There are different names for these kinds of problems e.g. salicylate sensitivity, lactose intolerance etc. Coeliac disease is caused by an abnormal immune response to wheat, but this is a different kind of reaction than that seen in allergy.
Some people get rashes or swelling that can look allergic, but it is not because something they have come into contact with or eaten has triggered their immune system. Instead, their immune system has started to misbehave for some other reason, often an infection.
Explaining allergy to a child
This has to be tailored to the child’s age and stage of development. You will need to devise a strategy that seems most appropriate for your child. In general the child needs to know that their bodies can react when meeting a certain group of allergens, when they might encounter these and what the nature of this reaction is so that they can recognise the signs.
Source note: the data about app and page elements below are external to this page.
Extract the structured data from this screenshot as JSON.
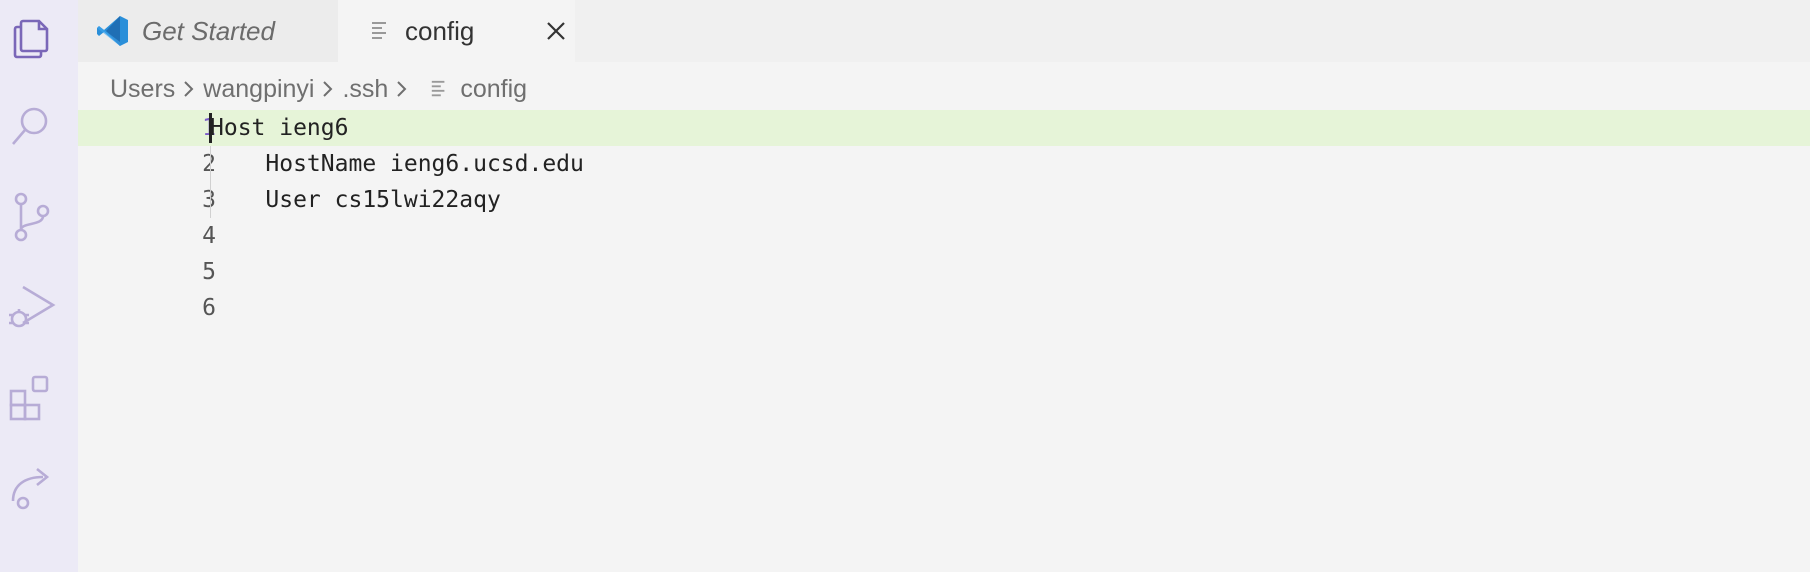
{
  "tabs": [
    {
      "label": "Get Started",
      "icon": "vscode-logo-icon"
    },
    {
      "label": "config",
      "icon": "file-lines-icon"
    }
  ],
  "breadcrumb": {
    "items": [
      "Users",
      "wangpinyi",
      ".ssh",
      "config"
    ]
  },
  "editor": {
    "lines": [
      {
        "number": "1",
        "text": "Host ieng6"
      },
      {
        "number": "2",
        "text": "    HostName ieng6.ucsd.edu"
      },
      {
        "number": "3",
        "text": "    User cs15lwi22aqy"
      },
      {
        "number": "4",
        "text": ""
      },
      {
        "number": "5",
        "text": ""
      },
      {
        "number": "6",
        "text": ""
      }
    ]
  },
  "activity_bar": {
    "icons": [
      "explorer-icon",
      "search-icon",
      "source-control-icon",
      "run-debug-icon",
      "extensions-icon",
      "remote-explorer-icon"
    ]
  },
  "colors": {
    "activity_bar_bg": "#eceaf6",
    "active_line_bg": "#e6f4d8",
    "active_line_number": "#7c5cc8",
    "icon_color": "#b7acd6"
  }
}
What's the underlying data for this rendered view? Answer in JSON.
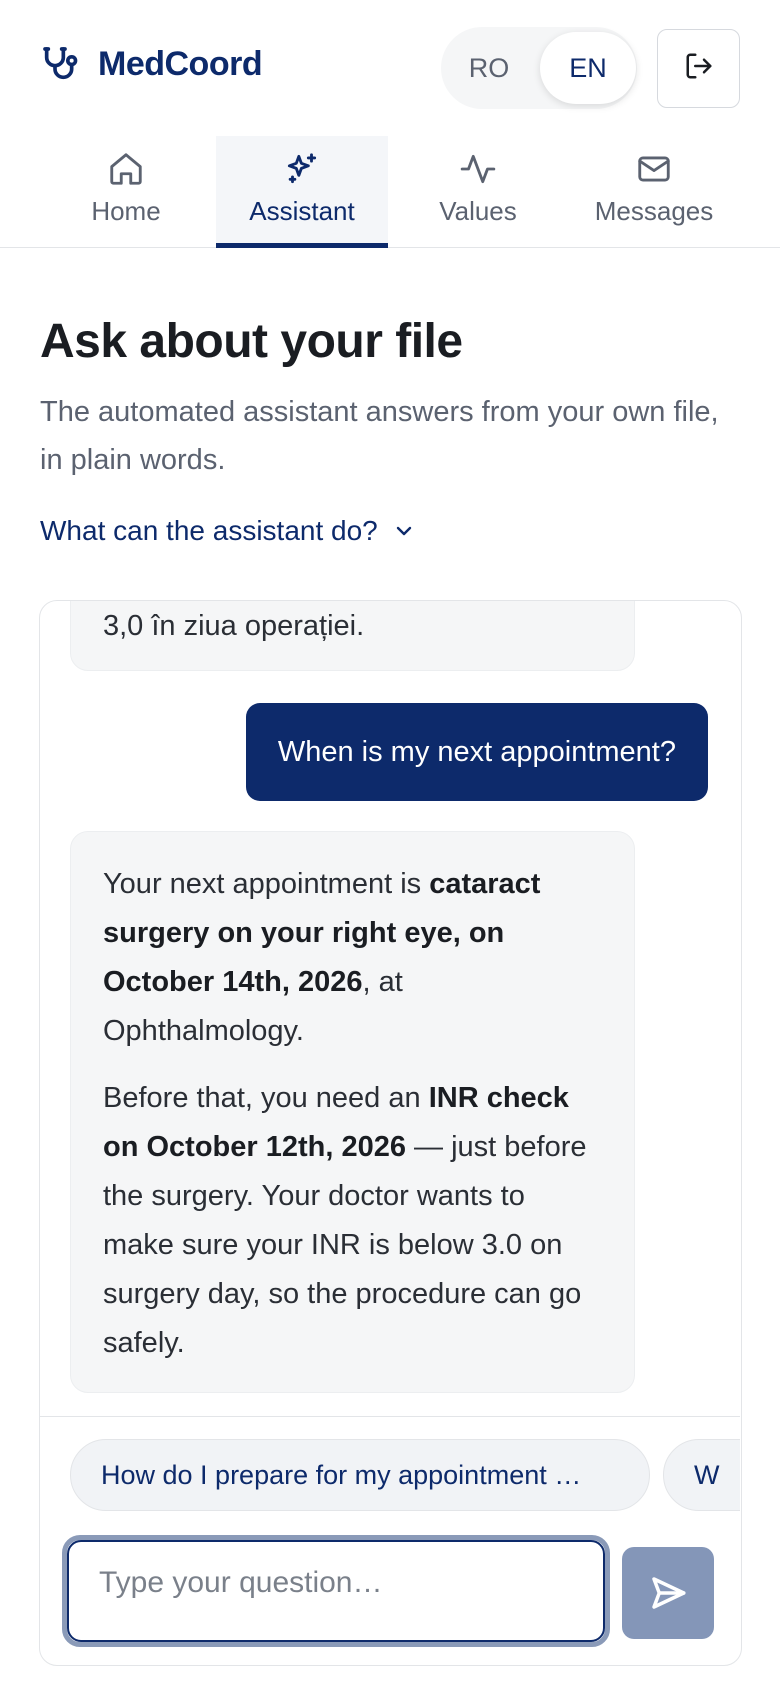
{
  "brand": {
    "name": "MedCoord",
    "icon": "stethoscope-icon"
  },
  "language": {
    "options": [
      "RO",
      "EN"
    ],
    "selected": "EN"
  },
  "logout": {
    "icon": "logout-icon"
  },
  "tabs": [
    {
      "label": "Home",
      "icon": "home-icon"
    },
    {
      "label": "Assistant",
      "icon": "sparkles-icon",
      "active": true
    },
    {
      "label": "Values",
      "icon": "activity-icon"
    },
    {
      "label": "Messages",
      "icon": "mail-icon"
    }
  ],
  "page": {
    "title": "Ask about your file",
    "subtitle": "The automated assistant answers from your own file, in plain words.",
    "help_toggle": "What can the assistant do?"
  },
  "chat": {
    "previous_bot_tail": "3,0 în ziua operației.",
    "user_message": "When is my next appointment?",
    "answer": {
      "p1_a": "Your next appointment is ",
      "p1_b": "cataract surgery on your right eye, on October 14th, 2026",
      "p1_c": ", at Ophthalmology.",
      "p2_a": "Before that, you need an ",
      "p2_b": "INR check on October 12th, 2026",
      "p2_c": " — just before the surgery. Your doctor wants to make sure your INR is below 3.0 on surgery day, so the procedure can go safely."
    },
    "suggestions": [
      "How do I prepare for my appointment …",
      "W"
    ],
    "input": {
      "value": "",
      "placeholder": "Type your question…"
    },
    "send_icon": "send-icon"
  },
  "colors": {
    "primary": "#0d2a6b",
    "bubble_bg": "#f5f6f7",
    "send_disabled": "#8496b8",
    "muted_text": "#5b6270"
  }
}
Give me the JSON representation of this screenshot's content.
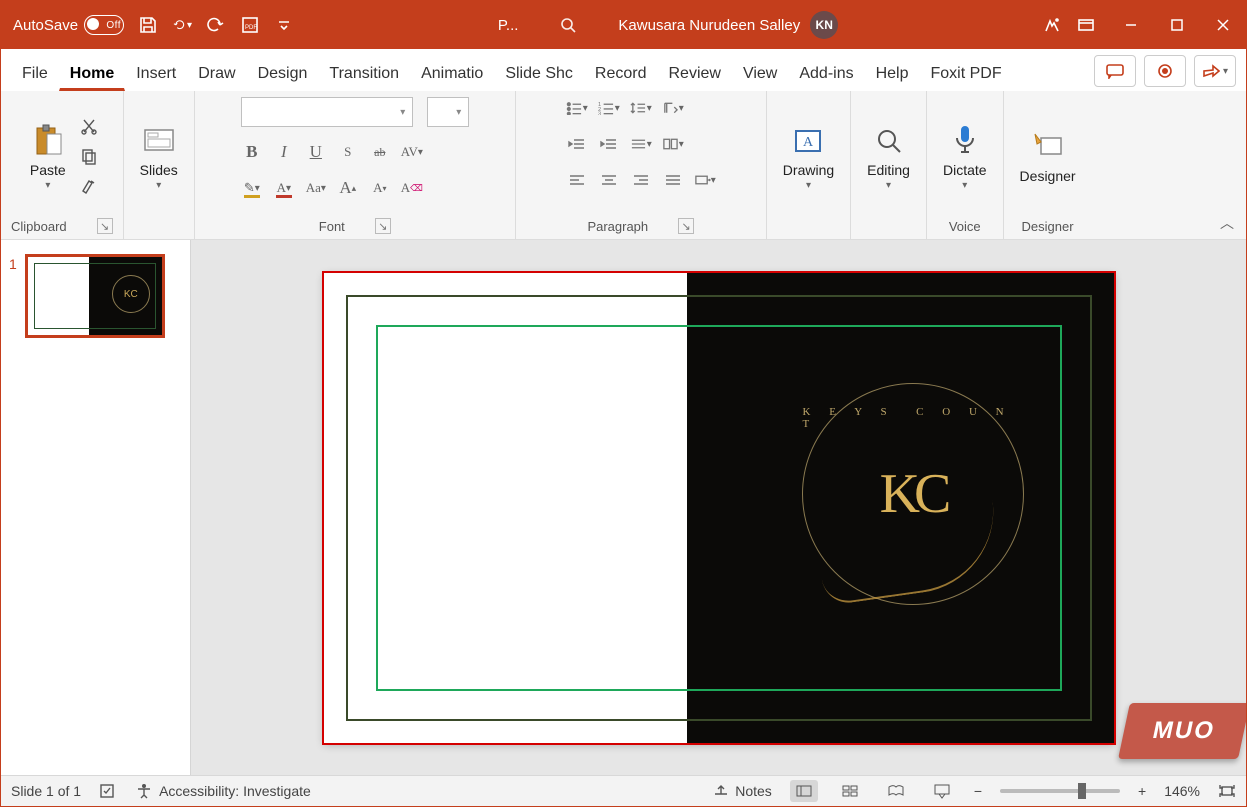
{
  "titlebar": {
    "autosave_label": "AutoSave",
    "autosave_state": "Off",
    "app_initial": "P...",
    "user_name": "Kawusara Nurudeen Salley",
    "user_initials": "KN"
  },
  "tabs": {
    "file": "File",
    "items": [
      "Home",
      "Insert",
      "Draw",
      "Design",
      "Transitions",
      "Animations",
      "Slide Show",
      "Record",
      "Review",
      "View",
      "Add-ins",
      "Help",
      "Foxit PDF"
    ],
    "display": [
      "Home",
      "Insert",
      "Draw",
      "Design",
      "Transition",
      "Animatio",
      "Slide Shc",
      "Record",
      "Review",
      "View",
      "Add-ins",
      "Help",
      "Foxit PDF"
    ],
    "active_index": 0
  },
  "ribbon": {
    "clipboard": {
      "paste": "Paste",
      "label": "Clipboard"
    },
    "slides": {
      "label": "Slides",
      "btn": "Slides"
    },
    "font": {
      "label": "Font",
      "grow": "A",
      "shrink": "A",
      "spacing": "AV",
      "case": "Aa",
      "bold": "B",
      "italic": "I",
      "underline": "U",
      "shadow": "S",
      "strike": "ab"
    },
    "paragraph": {
      "label": "Paragraph"
    },
    "drawing": {
      "label": "Drawing",
      "btn": "Drawing"
    },
    "editing": {
      "label": "Editing",
      "btn": "Editing"
    },
    "voice": {
      "label": "Voice",
      "btn": "Dictate"
    },
    "designer": {
      "label": "Designer",
      "btn": "Designer"
    }
  },
  "thumbs": {
    "n1": "1"
  },
  "logo": {
    "top_text": "K E Y S",
    "right_text": "C O U N T",
    "monogram": "KC"
  },
  "statusbar": {
    "slide_info": "Slide 1 of 1",
    "accessibility": "Accessibility: Investigate",
    "notes": "Notes",
    "zoom_pct": "146%"
  },
  "watermark": "MUO"
}
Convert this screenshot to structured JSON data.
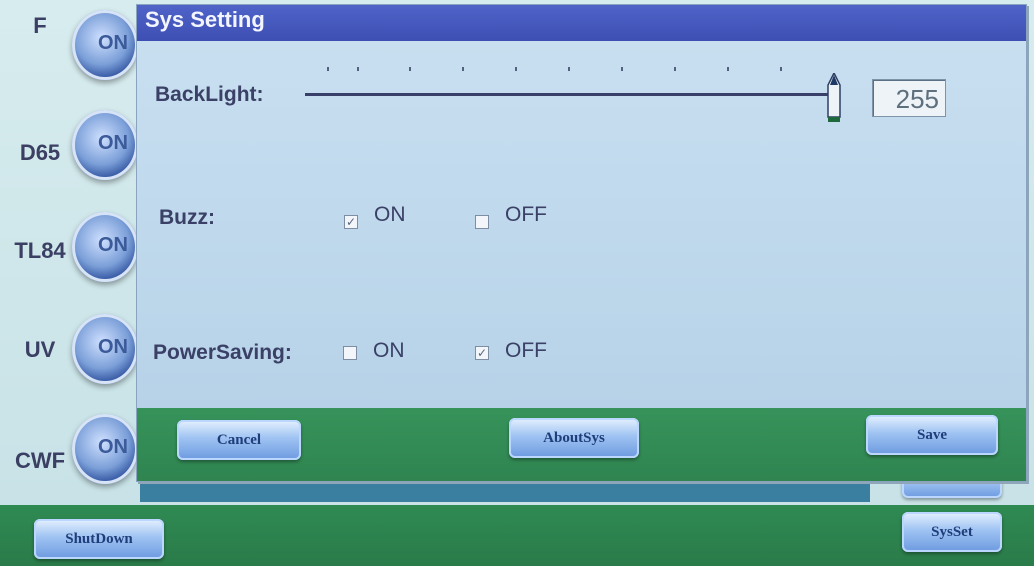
{
  "lamps": [
    {
      "label": "F",
      "button": "ON"
    },
    {
      "label": "D65",
      "button": "ON"
    },
    {
      "label": "TL84",
      "button": "ON"
    },
    {
      "label": "UV",
      "button": "ON"
    },
    {
      "label": "CWF",
      "button": "ON"
    }
  ],
  "bottom_bar": {
    "shutdown_label": "ShutDown",
    "sysset_label": "SysSet"
  },
  "dialog": {
    "title": "Sys Setting",
    "backlight": {
      "label": "BackLight:",
      "value": "255",
      "level_fraction": 1.0
    },
    "buzz": {
      "label": "Buzz:",
      "on_label": "ON",
      "off_label": "OFF",
      "selected": "ON"
    },
    "power_saving": {
      "label": "PowerSaving:",
      "on_label": "ON",
      "off_label": "OFF",
      "selected": "OFF"
    },
    "buttons": {
      "cancel": "Cancel",
      "about": "AboutSys",
      "save": "Save"
    }
  },
  "colors": {
    "title_bar": "#4556bf",
    "footer": "#33905a",
    "dialog_bg": "#c2dbee"
  }
}
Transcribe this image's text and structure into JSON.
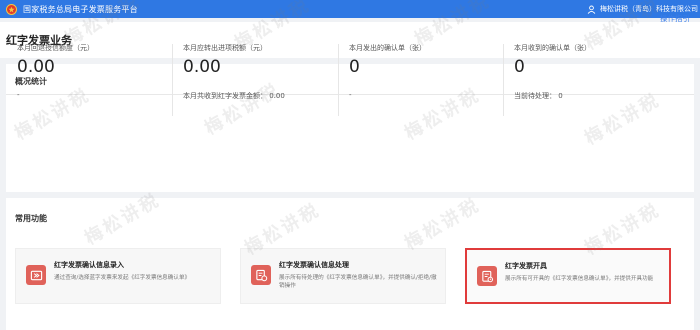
{
  "header": {
    "app_title": "国家税务总局电子发票服务平台",
    "user_name": "梅松讲税（青岛）科技有限公司"
  },
  "page": {
    "title": "红字发票业务",
    "guide_link": "操作指引"
  },
  "overview": {
    "section_title": "概况统计",
    "stats": [
      {
        "label": "本月回退授信额度（元）",
        "value": "0.00",
        "foot": "-"
      },
      {
        "label": "本月应转出进项税额（元）",
        "value": "0.00",
        "foot": "本月共收到红字发票金额：  0.00"
      },
      {
        "label": "本月发出的确认单（张）",
        "value": "0",
        "foot": "-"
      },
      {
        "label": "本月收到的确认单（张）",
        "value": "0",
        "foot": "当前待处理：  0"
      }
    ]
  },
  "common": {
    "section_title": "常用功能",
    "cards": [
      {
        "title": "红字发票确认信息录入",
        "desc": "通过查询/选择蓝字发票来发起《红字发票信息确认单》",
        "icon": "invoice-entry-icon"
      },
      {
        "title": "红字发票确认信息处理",
        "desc": "展示所有待处理的《红字发票信息确认单》，并提供确认/拒绝/撤销操作",
        "icon": "invoice-process-icon"
      },
      {
        "title": "红字发票开具",
        "desc": "展示所有可开具的《红字发票信息确认单》，并提供开具功能",
        "icon": "invoice-issue-icon"
      }
    ]
  },
  "watermark": "梅松讲税",
  "colors": {
    "topbar": "#2f78e3",
    "accent_red": "#e03b3b",
    "icon_bg": "#e0625a",
    "link": "#3b7de9"
  }
}
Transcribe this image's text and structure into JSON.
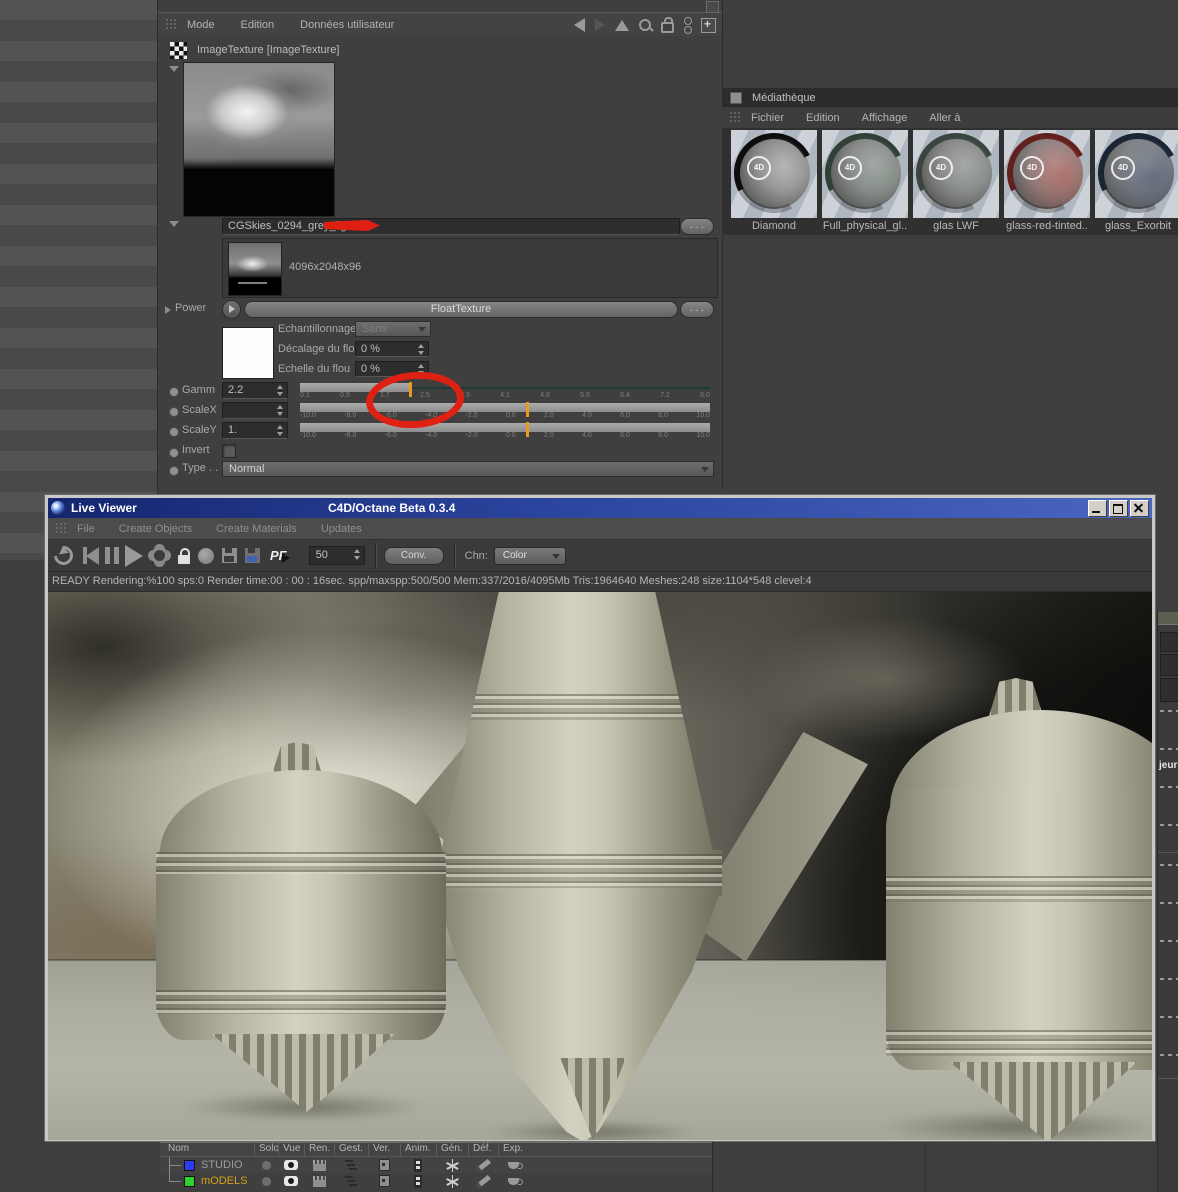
{
  "colors": {
    "accent_orange": "#e69b1e",
    "annotation_red": "#df2113",
    "titlebar_blue": "#15266f"
  },
  "attribute_panel": {
    "menu": [
      "Mode",
      "Edition",
      "Données utilisateur"
    ],
    "title": "ImageTexture [ImageTexture]",
    "filename": "CGSkies_0294_grey_light.hdr",
    "browse_label": ". . .",
    "resolution": "4096x2048x96",
    "power_label": "Power",
    "float_texture_label": "FloatTexture",
    "sampling_label": "Echantillonnage",
    "sampling_value": "Sans",
    "blur_offset_label": "Décalage du flou",
    "blur_offset_value": "0 %",
    "blur_scale_label": "Echelle du flou",
    "blur_scale_value": "0 %",
    "gamma_label": "Gamm",
    "gamma_value": "2.2",
    "gamma_ticks": [
      "0.1",
      "0.9",
      "1.7",
      "2.5",
      "3.3",
      "4.1",
      "4.8",
      "5.6",
      "6.4",
      "7.2",
      "8.0"
    ],
    "scalex_label": "ScaleX",
    "scalex_value": "",
    "scaley_label": "ScaleY",
    "scaley_value": "1.",
    "scale_ticks": [
      "-10.0",
      "-8.0",
      "-6.0",
      "-4.0",
      "-2.0",
      "0.0",
      "2.0",
      "4.0",
      "6.0",
      "8.0",
      "10.0"
    ],
    "invert_label": "Invert",
    "type_label": "Type . .",
    "type_value": "Normal"
  },
  "mediatheque": {
    "title": "Médiathèque",
    "menu": [
      "Fichier",
      "Edition",
      "Affichage",
      "Aller à"
    ],
    "logo_text": "4D",
    "materials": [
      {
        "name": "Diamond",
        "ring": "#0d0d0d",
        "tint": "rgba(245,245,245,0.18)"
      },
      {
        "name": "Full_physical_gl..",
        "ring": "#323f37",
        "tint": "rgba(130,160,140,0.30)"
      },
      {
        "name": "glas LWF",
        "ring": "#3a453f",
        "tint": "rgba(140,160,150,0.25)"
      },
      {
        "name": "glass-red-tinted..",
        "ring": "#61201d",
        "tint": "rgba(195,75,65,0.50)"
      },
      {
        "name": "glass_Exorbit",
        "ring": "#1c2533",
        "tint": "rgba(55,75,105,0.55)"
      }
    ]
  },
  "live_viewer": {
    "title": "Live Viewer",
    "version": "C4D/Octane Beta 0.3.4",
    "menu": [
      "File",
      "Create Objects",
      "Create Materials",
      "Updates"
    ],
    "toolbar": {
      "pf_label": "PF",
      "samples_value": "50",
      "convert_label": "Conv.",
      "channel_label": "Chn:",
      "channel_value": "Color"
    },
    "status": "READY Rendering:%100 sps:0 Render time:00 : 00 : 16sec. spp/maxspp:500/500 Mem:337/2016/4095Mb Tris:1964640 Meshes:248 size:1104*548 clevel:4"
  },
  "object_manager": {
    "columns": [
      "Nom",
      "Solo",
      "Vue",
      "Ren.",
      "Gest.",
      "Ver.",
      "Anim.",
      "Gén.",
      "Déf.",
      "Exp."
    ],
    "rows": [
      {
        "name": "STUDIO",
        "swatch": "#2b3cf0",
        "name_color": "#9c9c9c"
      },
      {
        "name": "mODELS",
        "swatch": "#2ed22e",
        "name_color": "#d8a018"
      }
    ]
  },
  "right_panel": {
    "clipped_label": "jeur"
  }
}
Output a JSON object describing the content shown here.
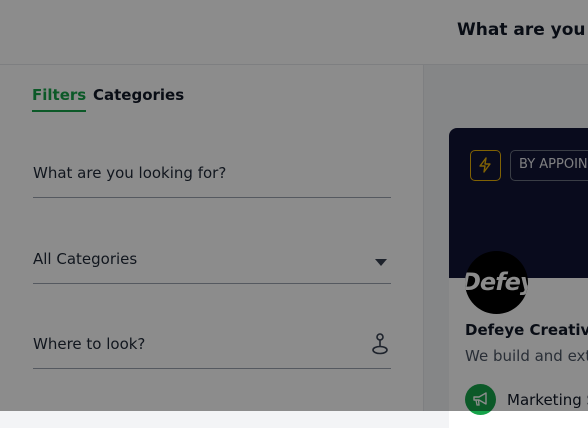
{
  "header": {
    "search_prompt": "What are you lo"
  },
  "sidebar": {
    "tabs": [
      {
        "label": "Filters",
        "active": true
      },
      {
        "label": "Categories",
        "active": false
      }
    ],
    "search_placeholder": "What are you looking for?",
    "category_select": "All Categories",
    "location_placeholder": "Where to look?"
  },
  "listing": {
    "badge": "BY APPOIN",
    "logo_text": "Defeye",
    "title": "Defeye Creative",
    "description": "We build and ext",
    "category": "Marketing S"
  },
  "colors": {
    "accent": "#16a34a",
    "banner": "#121435",
    "bolt": "#eab308"
  },
  "icons": [
    "lightning-bolt-icon",
    "caret-down-icon",
    "location-pin-icon",
    "megaphone-icon"
  ]
}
This needs to be explained initially in simple terms and this message needs to be periodically reinforced and reiterated in an age appropriate manner.
In terms of food allergy, even very young children can be taught to tell people they have an allergy, to refuse food if they don’t know what it is, and to ask what a food contains before eating it. If this is something that has been a part of their lives from their early years, they may be quite accepting of this as they know no different.